Declaring Facebook bankruptcy

In 2004, Internet legal eagle Lawrence Lessig hit upon a novel means of dealing with an increasingly unmanageable email load. He declared “email bankruptcy,” letting his correspondents know that he was becoming buried under a load of messages in his inbox, and that if something was truly pressing they should resend it, as he was going to delete all unread messages in order to get some breathing room.
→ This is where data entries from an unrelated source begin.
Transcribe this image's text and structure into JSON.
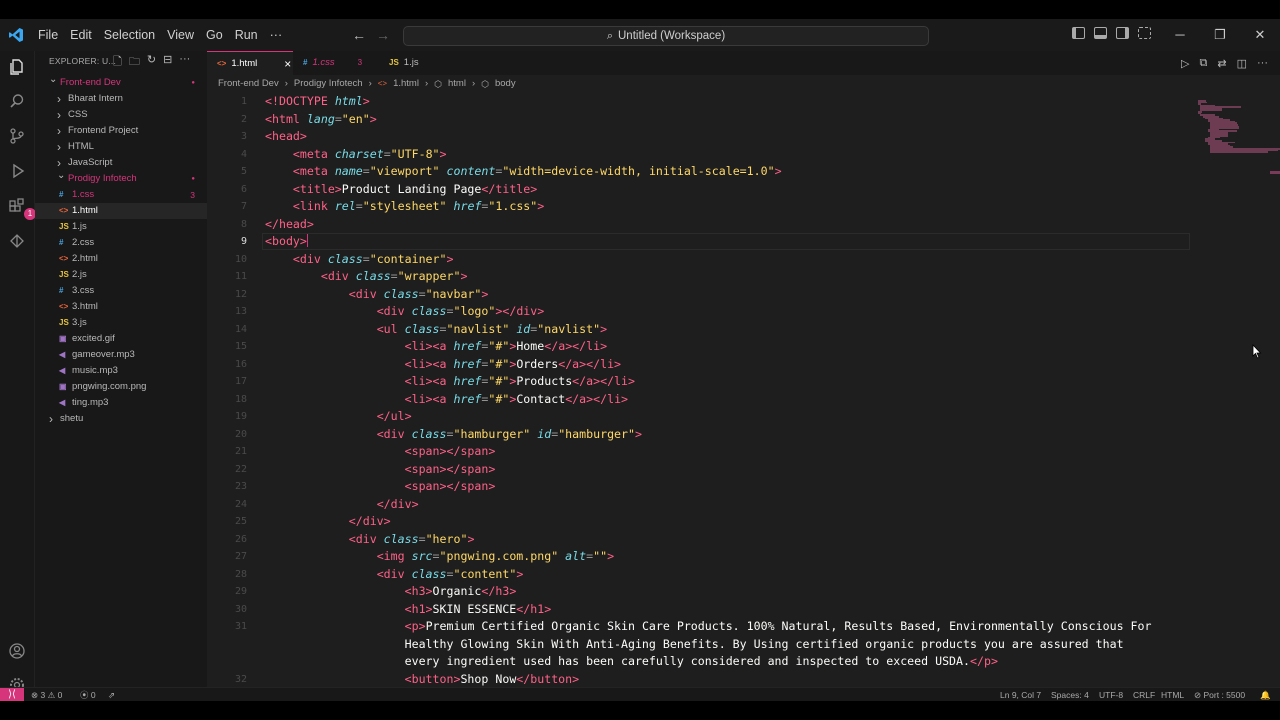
{
  "app": {
    "menu": [
      "File",
      "Edit",
      "Selection",
      "View",
      "Go",
      "Run",
      "···"
    ],
    "command_center": "Untitled (Workspace)",
    "accent": "#d6357c"
  },
  "activity_bar": {
    "extensions_badge": "1"
  },
  "explorer": {
    "header": "EXPLORER: U...",
    "tree": [
      {
        "label": "Front-end Dev",
        "level": 0,
        "type": "folder",
        "open": true,
        "color": "#d6357c",
        "dot": true
      },
      {
        "label": "Bharat Intern",
        "level": 1,
        "type": "folder",
        "open": false
      },
      {
        "label": "CSS",
        "level": 1,
        "type": "folder",
        "open": false
      },
      {
        "label": "Frontend Project",
        "level": 1,
        "type": "folder",
        "open": false
      },
      {
        "label": "HTML",
        "level": 1,
        "type": "folder",
        "open": false
      },
      {
        "label": "JavaScript",
        "level": 1,
        "type": "folder",
        "open": false
      },
      {
        "label": "Prodigy Infotech",
        "level": 1,
        "type": "folder",
        "open": true,
        "color": "#d6357c",
        "dot": true
      },
      {
        "label": "1.css",
        "level": 2,
        "type": "css",
        "color": "#d6357c",
        "count": "3"
      },
      {
        "label": "1.html",
        "level": 2,
        "type": "html",
        "selected": true
      },
      {
        "label": "1.js",
        "level": 2,
        "type": "js"
      },
      {
        "label": "2.css",
        "level": 2,
        "type": "css"
      },
      {
        "label": "2.html",
        "level": 2,
        "type": "html"
      },
      {
        "label": "2.js",
        "level": 2,
        "type": "js"
      },
      {
        "label": "3.css",
        "level": 2,
        "type": "css"
      },
      {
        "label": "3.html",
        "level": 2,
        "type": "html"
      },
      {
        "label": "3.js",
        "level": 2,
        "type": "js"
      },
      {
        "label": "excited.gif",
        "level": 2,
        "type": "img"
      },
      {
        "label": "gameover.mp3",
        "level": 2,
        "type": "audio"
      },
      {
        "label": "music.mp3",
        "level": 2,
        "type": "audio"
      },
      {
        "label": "pngwing.com.png",
        "level": 2,
        "type": "img"
      },
      {
        "label": "ting.mp3",
        "level": 2,
        "type": "audio"
      },
      {
        "label": "shetu",
        "level": 0,
        "type": "folder",
        "open": false
      }
    ]
  },
  "tabs": [
    {
      "label": "1.html",
      "icon": "<>",
      "active": true,
      "close": "×"
    },
    {
      "label": "1.css",
      "icon": "#",
      "count": "3",
      "error": true
    },
    {
      "label": "1.js",
      "icon": "JS"
    }
  ],
  "breadcrumb": [
    "Front-end Dev",
    "Prodigy Infotech",
    "1.html",
    "html",
    "body"
  ],
  "code": {
    "current_line": 9,
    "line_numbers": [
      "1",
      "2",
      "3",
      "4",
      "5",
      "6",
      "7",
      "8",
      "9",
      "10",
      "11",
      "12",
      "13",
      "14",
      "15",
      "16",
      "17",
      "18",
      "19",
      "20",
      "21",
      "22",
      "23",
      "24",
      "25",
      "26",
      "27",
      "28",
      "29",
      "30",
      "31",
      "",
      "",
      "32"
    ],
    "lines": [
      [
        [
          "t",
          "<!DOCTYPE "
        ],
        [
          "a",
          "html"
        ],
        [
          "t",
          ">"
        ]
      ],
      [
        [
          "t",
          "<html "
        ],
        [
          "a",
          "lang"
        ],
        [
          "p",
          "="
        ],
        [
          "s",
          "\"en\""
        ],
        [
          "t",
          ">"
        ]
      ],
      [
        [
          "t",
          "<head>"
        ]
      ],
      [
        [
          "sp",
          "    "
        ],
        [
          "t",
          "<meta "
        ],
        [
          "a",
          "charset"
        ],
        [
          "p",
          "="
        ],
        [
          "s",
          "\"UTF-8\""
        ],
        [
          "t",
          ">"
        ]
      ],
      [
        [
          "sp",
          "    "
        ],
        [
          "t",
          "<meta "
        ],
        [
          "a",
          "name"
        ],
        [
          "p",
          "="
        ],
        [
          "s",
          "\"viewport\" "
        ],
        [
          "a",
          "content"
        ],
        [
          "p",
          "="
        ],
        [
          "s",
          "\"width=device-width, initial-scale=1.0\""
        ],
        [
          "t",
          ">"
        ]
      ],
      [
        [
          "sp",
          "    "
        ],
        [
          "t",
          "<title>"
        ],
        [
          "tx",
          "Product Landing Page"
        ],
        [
          "t",
          "</title>"
        ]
      ],
      [
        [
          "sp",
          "    "
        ],
        [
          "t",
          "<link "
        ],
        [
          "a",
          "rel"
        ],
        [
          "p",
          "="
        ],
        [
          "s",
          "\"stylesheet\" "
        ],
        [
          "a",
          "href"
        ],
        [
          "p",
          "="
        ],
        [
          "s",
          "\"1.css\""
        ],
        [
          "t",
          ">"
        ]
      ],
      [
        [
          "t",
          "</head>"
        ]
      ],
      [
        [
          "t",
          "<body>"
        ]
      ],
      [
        [
          "sp",
          "    "
        ],
        [
          "t",
          "<div "
        ],
        [
          "a",
          "class"
        ],
        [
          "p",
          "="
        ],
        [
          "s",
          "\"container\""
        ],
        [
          "t",
          ">"
        ]
      ],
      [
        [
          "sp",
          "        "
        ],
        [
          "t",
          "<div "
        ],
        [
          "a",
          "class"
        ],
        [
          "p",
          "="
        ],
        [
          "s",
          "\"wrapper\""
        ],
        [
          "t",
          ">"
        ]
      ],
      [
        [
          "sp",
          "            "
        ],
        [
          "t",
          "<div "
        ],
        [
          "a",
          "class"
        ],
        [
          "p",
          "="
        ],
        [
          "s",
          "\"navbar\""
        ],
        [
          "t",
          ">"
        ]
      ],
      [
        [
          "sp",
          "                "
        ],
        [
          "t",
          "<div "
        ],
        [
          "a",
          "class"
        ],
        [
          "p",
          "="
        ],
        [
          "s",
          "\"logo\""
        ],
        [
          "t",
          "></div>"
        ]
      ],
      [
        [
          "sp",
          "                "
        ],
        [
          "t",
          "<ul "
        ],
        [
          "a",
          "class"
        ],
        [
          "p",
          "="
        ],
        [
          "s",
          "\"navlist\" "
        ],
        [
          "a",
          "id"
        ],
        [
          "p",
          "="
        ],
        [
          "s",
          "\"navlist\""
        ],
        [
          "t",
          ">"
        ]
      ],
      [
        [
          "sp",
          "                    "
        ],
        [
          "t",
          "<li><a "
        ],
        [
          "a",
          "href"
        ],
        [
          "p",
          "="
        ],
        [
          "s",
          "\"#\""
        ],
        [
          "t",
          ">"
        ],
        [
          "tx",
          "Home"
        ],
        [
          "t",
          "</a></li>"
        ]
      ],
      [
        [
          "sp",
          "                    "
        ],
        [
          "t",
          "<li><a "
        ],
        [
          "a",
          "href"
        ],
        [
          "p",
          "="
        ],
        [
          "s",
          "\"#\""
        ],
        [
          "t",
          ">"
        ],
        [
          "tx",
          "Orders"
        ],
        [
          "t",
          "</a></li>"
        ]
      ],
      [
        [
          "sp",
          "                    "
        ],
        [
          "t",
          "<li><a "
        ],
        [
          "a",
          "href"
        ],
        [
          "p",
          "="
        ],
        [
          "s",
          "\"#\""
        ],
        [
          "t",
          ">"
        ],
        [
          "tx",
          "Products"
        ],
        [
          "t",
          "</a></li>"
        ]
      ],
      [
        [
          "sp",
          "                    "
        ],
        [
          "t",
          "<li><a "
        ],
        [
          "a",
          "href"
        ],
        [
          "p",
          "="
        ],
        [
          "s",
          "\"#\""
        ],
        [
          "t",
          ">"
        ],
        [
          "tx",
          "Contact"
        ],
        [
          "t",
          "</a></li>"
        ]
      ],
      [
        [
          "sp",
          "                "
        ],
        [
          "t",
          "</ul>"
        ]
      ],
      [
        [
          "sp",
          "                "
        ],
        [
          "t",
          "<div "
        ],
        [
          "a",
          "class"
        ],
        [
          "p",
          "="
        ],
        [
          "s",
          "\"hamburger\" "
        ],
        [
          "a",
          "id"
        ],
        [
          "p",
          "="
        ],
        [
          "s",
          "\"hamburger\""
        ],
        [
          "t",
          ">"
        ]
      ],
      [
        [
          "sp",
          "                    "
        ],
        [
          "t",
          "<span></span>"
        ]
      ],
      [
        [
          "sp",
          "                    "
        ],
        [
          "t",
          "<span></span>"
        ]
      ],
      [
        [
          "sp",
          "                    "
        ],
        [
          "t",
          "<span></span>"
        ]
      ],
      [
        [
          "sp",
          "                "
        ],
        [
          "t",
          "</div>"
        ]
      ],
      [
        [
          "sp",
          "            "
        ],
        [
          "t",
          "</div>"
        ]
      ],
      [
        [
          "sp",
          "            "
        ],
        [
          "t",
          "<div "
        ],
        [
          "a",
          "class"
        ],
        [
          "p",
          "="
        ],
        [
          "s",
          "\"hero\""
        ],
        [
          "t",
          ">"
        ]
      ],
      [
        [
          "sp",
          "                "
        ],
        [
          "t",
          "<img "
        ],
        [
          "a",
          "src"
        ],
        [
          "p",
          "="
        ],
        [
          "s",
          "\"pngwing.com.png\" "
        ],
        [
          "a",
          "alt"
        ],
        [
          "p",
          "="
        ],
        [
          "s",
          "\"\""
        ],
        [
          "t",
          ">"
        ]
      ],
      [
        [
          "sp",
          "                "
        ],
        [
          "t",
          "<div "
        ],
        [
          "a",
          "class"
        ],
        [
          "p",
          "="
        ],
        [
          "s",
          "\"content\""
        ],
        [
          "t",
          ">"
        ]
      ],
      [
        [
          "sp",
          "                    "
        ],
        [
          "t",
          "<h3>"
        ],
        [
          "tx",
          "Organic"
        ],
        [
          "t",
          "</h3>"
        ]
      ],
      [
        [
          "sp",
          "                    "
        ],
        [
          "t",
          "<h1>"
        ],
        [
          "tx",
          "SKIN ESSENCE"
        ],
        [
          "t",
          "</h1>"
        ]
      ],
      [
        [
          "sp",
          "                    "
        ],
        [
          "t",
          "<p>"
        ],
        [
          "tx",
          "Premium Certified Organic Skin Care Products. 100% Natural, Results Based, Environmentally Conscious For"
        ]
      ],
      [
        [
          "sp",
          "                    "
        ],
        [
          "tx",
          "Healthy Glowing Skin With Anti-Aging Benefits. By Using certified organic products you are assured that"
        ]
      ],
      [
        [
          "sp",
          "                    "
        ],
        [
          "tx",
          "every ingredient used has been carefully considered and inspected to exceed USDA."
        ],
        [
          "t",
          "</p>"
        ]
      ],
      [
        [
          "sp",
          "                    "
        ],
        [
          "t",
          "<button>"
        ],
        [
          "tx",
          "Shop Now"
        ],
        [
          "t",
          "</button>"
        ]
      ]
    ]
  },
  "statusbar": {
    "errors": "3",
    "warnings": "0",
    "ports": "0",
    "position": "Ln 9, Col 7",
    "spaces": "Spaces: 4",
    "encoding": "UTF-8",
    "eol": "CRLF",
    "language": "HTML",
    "port": "Port : 5500"
  }
}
I know the feeling. I'm pretty good at keeping my inbox clean, but since my wife's mother fell and was hospitalized at the beginning of February, my wife and I have been kept busier than ever seeing to her needs, and as a result I've been slowly accumulating a variety of “requests” in my Facebook account. Anyone who's been on Facebook knows what I'm talking about—“Kidnap” requests, Starbucks requests, snowball fight requests, etc. Unfortunately, my online time has been more limited than usual, and quite honestly when I do get the time I'm more likely to want to spend it working in my own garden (i.e., my own homepage/blog) rather than in someone else's (such as Facebook). After all, I own what's on my own page, whereas Facebook is increasingly asserting control over whatever is uploaded to their servers. This is not to say there's anything wrong with spending time on Facebook if you enjoy it, but when time runs short, there are decisions to be made.

Therefore, I'm declaring “Facebook bankruptcy.” I apologize in advance to anyone who feels slighted by this, but there's simply no way I'm going to have the time to answer all the various requests that have been accumulating. You're all wonderful people, and I like you, but my time is in short supply right now (he said, looking at the pile of unwashed laundry) . I'm sure you know how it is.
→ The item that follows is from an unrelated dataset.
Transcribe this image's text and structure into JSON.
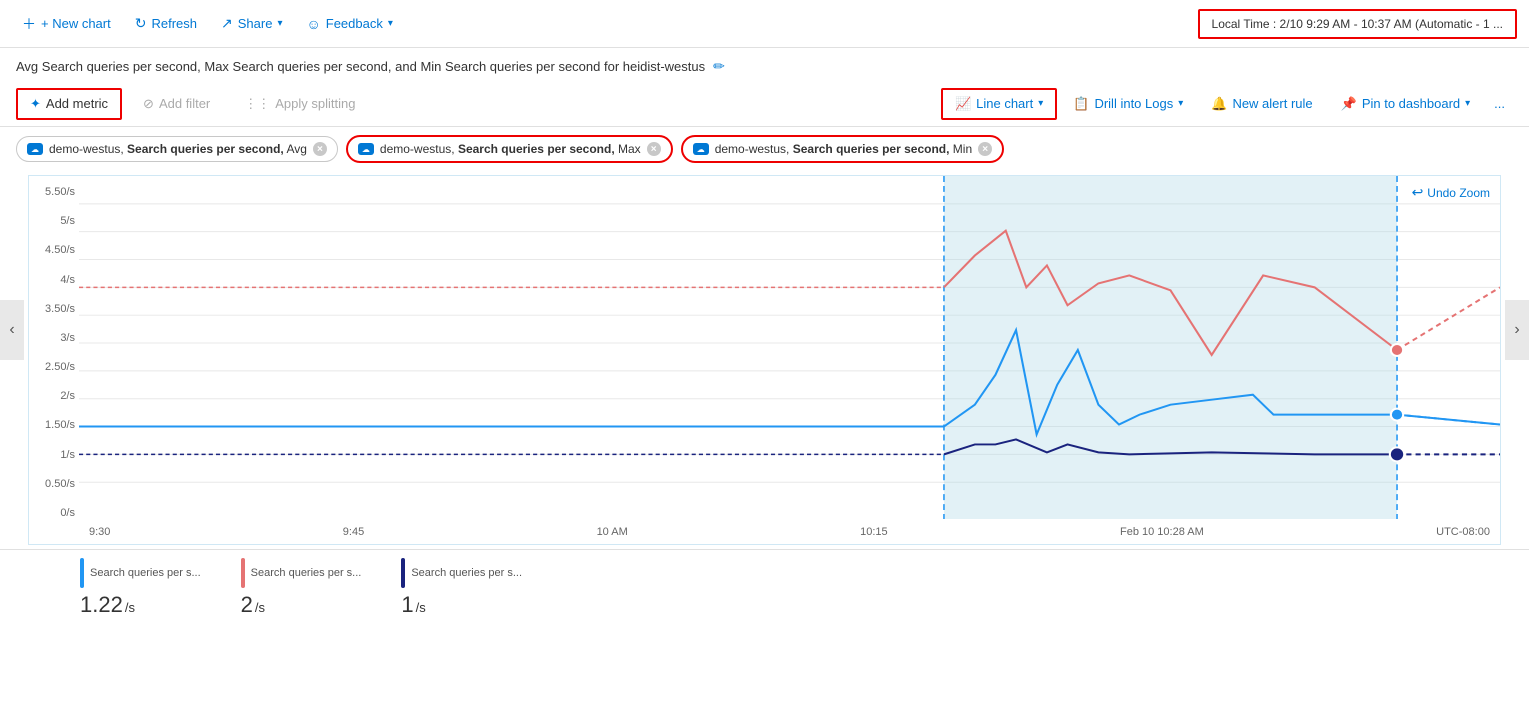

Furthermore, I'm going to be taking a little break from Facebook, starting now and lasting until Pascha (Orthodox Easter), on April 19. As we enter the period of Great Lent (which starts a week from today), it's appropriate to take a step back from one's usual activities to focus on other matters, and I intend to do just that to the extent that I can. I'll also be reducing my activity on my own blog and on Twitter. Just letting you know—it's nothing personal. I am, of course, always available via email, and if you're a friend you have the relevant address.

Meanwhile, I wish all of you the very best, and a blessed Lent for my Christian friends. I'll see you in April—and you're all cordially invited to join me at the midnight Pascha service at St. Herman's Orthodox Church in Oxnard, California. :-